Began as a five-minute standup routine at Caroline's On Broadway and then a formal staged reading at the Sunstone Symposium in Salt Lake City.
The world premiere was in Salt Lake Ctiy and became a sold-out sensation.
Wecome to Steven Heard Fales' "Mormon Boy Experience" where you will find all things "Mormon Boy" and so much more. Because it's not just about being Mormon. It's a human thing . . .
It all started with the world premiere of Fales' groundbreaking Confessions of a Mormon Boy in Salt Lake City, Utah in 2001. Since that initial sold-out run, his award-winning autobiographical solo play has played Off-Broadway, across the country, and around the world—becoming a celebrated one-man phenomenon and truth-telling movement. Ahead of its time, Mormon Boy is now just in time with its universal themes, contemporary relevance, humor, and generosity of spirit.
Steven Heard Fales is a classically trained actor who first started writing when his perfect Mormon world fell apart. A true trailblazer, Elder Fales was a formally excommunicated Latter-day Saint in 2000 and the first gay Mormon dad to tell his story in any kind of mainstage/mainstream way. Sharing his poignant and crowd-pleasing Oxy-Mormon stories is part of an ongoing mission to educate, inspire, and entertain diverse audiences from every corner of the globe. More than Mormon, Confessions of a Mormon Boy has become "a human thing" and is now Part One in Mormon Boy Trilogy and the cornerstone of his "Mormon Boy Experience" and other solos, plays, books, albums, etc., including OxyMormon Memoirs.

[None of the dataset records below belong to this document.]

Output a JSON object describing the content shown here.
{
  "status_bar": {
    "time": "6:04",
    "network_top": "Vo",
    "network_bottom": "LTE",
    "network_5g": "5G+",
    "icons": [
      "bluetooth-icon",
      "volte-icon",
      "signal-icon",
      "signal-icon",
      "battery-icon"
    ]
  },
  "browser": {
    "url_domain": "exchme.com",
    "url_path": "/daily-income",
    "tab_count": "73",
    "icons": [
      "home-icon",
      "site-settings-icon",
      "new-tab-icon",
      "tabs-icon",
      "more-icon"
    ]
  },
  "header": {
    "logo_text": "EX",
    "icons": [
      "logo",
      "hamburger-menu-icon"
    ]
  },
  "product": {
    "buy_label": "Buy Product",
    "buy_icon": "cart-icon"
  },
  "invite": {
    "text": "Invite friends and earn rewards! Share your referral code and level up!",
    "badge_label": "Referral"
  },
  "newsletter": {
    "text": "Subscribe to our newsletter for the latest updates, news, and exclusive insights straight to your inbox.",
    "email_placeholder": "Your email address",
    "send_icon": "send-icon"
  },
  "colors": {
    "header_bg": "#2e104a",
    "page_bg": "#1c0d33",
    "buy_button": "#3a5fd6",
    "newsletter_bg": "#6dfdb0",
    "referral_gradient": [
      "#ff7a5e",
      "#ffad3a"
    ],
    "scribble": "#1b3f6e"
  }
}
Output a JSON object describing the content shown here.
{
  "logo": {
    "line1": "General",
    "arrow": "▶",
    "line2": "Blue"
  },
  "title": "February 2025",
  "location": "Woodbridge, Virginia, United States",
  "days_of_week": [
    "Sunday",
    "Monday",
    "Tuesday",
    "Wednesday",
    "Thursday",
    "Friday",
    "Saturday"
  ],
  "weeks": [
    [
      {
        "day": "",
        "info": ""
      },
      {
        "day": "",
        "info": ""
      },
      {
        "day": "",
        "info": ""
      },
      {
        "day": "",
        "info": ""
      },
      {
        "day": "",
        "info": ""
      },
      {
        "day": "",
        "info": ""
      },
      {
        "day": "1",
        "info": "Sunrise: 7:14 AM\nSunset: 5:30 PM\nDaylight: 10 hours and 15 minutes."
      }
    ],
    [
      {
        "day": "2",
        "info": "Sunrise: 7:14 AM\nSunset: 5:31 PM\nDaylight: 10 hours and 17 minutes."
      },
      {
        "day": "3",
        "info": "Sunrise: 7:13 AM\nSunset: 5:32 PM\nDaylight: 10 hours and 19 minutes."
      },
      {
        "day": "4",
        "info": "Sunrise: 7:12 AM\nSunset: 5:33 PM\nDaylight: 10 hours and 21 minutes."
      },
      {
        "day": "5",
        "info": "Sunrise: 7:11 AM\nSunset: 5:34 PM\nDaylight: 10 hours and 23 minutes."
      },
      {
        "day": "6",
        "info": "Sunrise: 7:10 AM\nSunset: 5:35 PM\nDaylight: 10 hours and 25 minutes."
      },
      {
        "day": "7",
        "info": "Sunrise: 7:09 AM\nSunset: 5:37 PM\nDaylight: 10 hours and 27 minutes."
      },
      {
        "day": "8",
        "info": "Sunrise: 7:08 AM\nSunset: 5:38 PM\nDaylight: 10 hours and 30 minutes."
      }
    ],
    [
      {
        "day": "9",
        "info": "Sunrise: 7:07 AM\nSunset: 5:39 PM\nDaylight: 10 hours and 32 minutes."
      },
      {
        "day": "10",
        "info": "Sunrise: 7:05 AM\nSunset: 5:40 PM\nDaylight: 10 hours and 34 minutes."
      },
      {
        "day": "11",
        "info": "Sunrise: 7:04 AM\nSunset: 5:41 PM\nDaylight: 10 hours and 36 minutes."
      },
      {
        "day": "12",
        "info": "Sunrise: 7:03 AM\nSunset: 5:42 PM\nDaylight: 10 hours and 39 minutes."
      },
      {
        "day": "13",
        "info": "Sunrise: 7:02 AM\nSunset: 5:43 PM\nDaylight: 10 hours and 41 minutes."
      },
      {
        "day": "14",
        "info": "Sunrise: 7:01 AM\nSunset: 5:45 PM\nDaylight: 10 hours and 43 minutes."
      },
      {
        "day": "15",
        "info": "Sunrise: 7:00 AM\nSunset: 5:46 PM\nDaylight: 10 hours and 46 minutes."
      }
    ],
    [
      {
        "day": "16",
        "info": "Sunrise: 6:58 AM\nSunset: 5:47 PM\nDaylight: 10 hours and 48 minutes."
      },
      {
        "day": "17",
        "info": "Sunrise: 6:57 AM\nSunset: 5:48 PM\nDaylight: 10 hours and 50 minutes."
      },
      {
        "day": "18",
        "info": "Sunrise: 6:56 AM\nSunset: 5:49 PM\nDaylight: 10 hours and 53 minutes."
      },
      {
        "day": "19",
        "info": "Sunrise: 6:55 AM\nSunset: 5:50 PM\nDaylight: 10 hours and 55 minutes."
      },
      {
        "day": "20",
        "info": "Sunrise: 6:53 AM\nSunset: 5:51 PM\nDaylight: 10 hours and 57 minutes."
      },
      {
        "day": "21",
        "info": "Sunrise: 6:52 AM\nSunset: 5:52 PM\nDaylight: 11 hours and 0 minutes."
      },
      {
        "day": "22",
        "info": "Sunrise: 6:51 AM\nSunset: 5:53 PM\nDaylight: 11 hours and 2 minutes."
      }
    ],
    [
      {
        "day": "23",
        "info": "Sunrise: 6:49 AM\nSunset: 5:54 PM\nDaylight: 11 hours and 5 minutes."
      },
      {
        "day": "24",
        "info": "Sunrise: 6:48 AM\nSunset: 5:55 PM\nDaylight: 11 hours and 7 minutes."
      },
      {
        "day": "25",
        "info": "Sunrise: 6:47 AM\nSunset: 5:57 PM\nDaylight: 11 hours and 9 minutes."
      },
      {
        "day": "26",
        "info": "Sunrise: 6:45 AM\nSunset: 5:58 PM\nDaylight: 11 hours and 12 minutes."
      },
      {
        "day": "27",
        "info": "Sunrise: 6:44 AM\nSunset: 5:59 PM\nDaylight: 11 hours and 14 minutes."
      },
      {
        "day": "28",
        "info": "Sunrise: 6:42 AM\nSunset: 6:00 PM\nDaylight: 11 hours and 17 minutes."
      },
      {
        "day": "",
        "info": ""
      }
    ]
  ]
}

For more about Mormon Boy, please explore this new website that will continue to be updated in preparation for MormonBoy 2.0 launching in 2022, "Because a young dad grew up with a lot more to say!" Meanwhile, thank you for visiting. Please stay safe during the pandemic. And as Steven Heard Fales' Mormon Boy motto goes, "Cowboy up and keep smiling!"